Assignment: Match on the string "Work" in the entries below and return every matching line.

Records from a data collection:
<<<<

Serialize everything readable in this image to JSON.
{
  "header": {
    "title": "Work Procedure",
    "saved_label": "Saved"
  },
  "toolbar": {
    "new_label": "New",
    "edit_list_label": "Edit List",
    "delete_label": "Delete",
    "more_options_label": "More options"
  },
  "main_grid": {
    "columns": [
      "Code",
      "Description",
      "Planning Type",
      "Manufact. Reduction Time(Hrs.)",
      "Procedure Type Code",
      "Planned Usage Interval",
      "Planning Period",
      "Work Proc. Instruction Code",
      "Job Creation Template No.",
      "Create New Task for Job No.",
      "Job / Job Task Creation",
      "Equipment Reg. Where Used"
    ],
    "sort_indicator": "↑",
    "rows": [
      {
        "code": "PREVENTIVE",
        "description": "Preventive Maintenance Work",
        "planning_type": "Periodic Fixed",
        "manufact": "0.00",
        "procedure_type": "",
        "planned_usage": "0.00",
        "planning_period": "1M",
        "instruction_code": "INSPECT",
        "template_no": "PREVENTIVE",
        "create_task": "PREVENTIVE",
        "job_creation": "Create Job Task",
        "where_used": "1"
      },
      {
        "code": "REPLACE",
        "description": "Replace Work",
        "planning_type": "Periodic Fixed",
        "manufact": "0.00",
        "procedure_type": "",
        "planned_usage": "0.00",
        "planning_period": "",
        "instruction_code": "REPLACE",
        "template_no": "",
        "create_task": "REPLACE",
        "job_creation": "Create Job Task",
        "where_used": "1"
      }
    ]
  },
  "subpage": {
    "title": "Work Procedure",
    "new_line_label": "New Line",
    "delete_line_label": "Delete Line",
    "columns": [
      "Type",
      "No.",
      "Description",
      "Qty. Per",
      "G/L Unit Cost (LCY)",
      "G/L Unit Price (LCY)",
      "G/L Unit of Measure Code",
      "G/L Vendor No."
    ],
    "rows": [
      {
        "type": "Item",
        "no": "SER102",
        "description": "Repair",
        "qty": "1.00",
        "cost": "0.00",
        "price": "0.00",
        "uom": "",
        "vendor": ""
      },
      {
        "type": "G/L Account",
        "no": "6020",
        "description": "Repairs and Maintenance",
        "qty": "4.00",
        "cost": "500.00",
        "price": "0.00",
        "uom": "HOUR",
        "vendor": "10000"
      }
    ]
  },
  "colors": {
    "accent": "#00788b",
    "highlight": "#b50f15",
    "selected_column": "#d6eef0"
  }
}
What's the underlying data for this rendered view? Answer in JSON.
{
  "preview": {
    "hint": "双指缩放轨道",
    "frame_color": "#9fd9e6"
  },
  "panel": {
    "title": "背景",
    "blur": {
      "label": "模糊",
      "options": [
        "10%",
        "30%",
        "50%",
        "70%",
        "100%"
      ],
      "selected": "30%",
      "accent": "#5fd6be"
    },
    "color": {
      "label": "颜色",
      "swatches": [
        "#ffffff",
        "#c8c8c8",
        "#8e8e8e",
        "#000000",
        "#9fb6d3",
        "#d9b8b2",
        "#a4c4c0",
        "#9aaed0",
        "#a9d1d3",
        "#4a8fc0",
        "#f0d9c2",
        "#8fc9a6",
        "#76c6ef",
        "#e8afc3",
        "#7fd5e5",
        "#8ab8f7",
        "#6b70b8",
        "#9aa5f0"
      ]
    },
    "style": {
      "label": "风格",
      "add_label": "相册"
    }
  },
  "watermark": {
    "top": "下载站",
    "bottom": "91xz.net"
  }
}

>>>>

Answer to the problem:
    "title": "Work Procedure",
      "Work Proc. Instruction Code",
        "description": "Preventive Maintenance Work",
        "description": "Replace Work",
    "title": "Work Procedure",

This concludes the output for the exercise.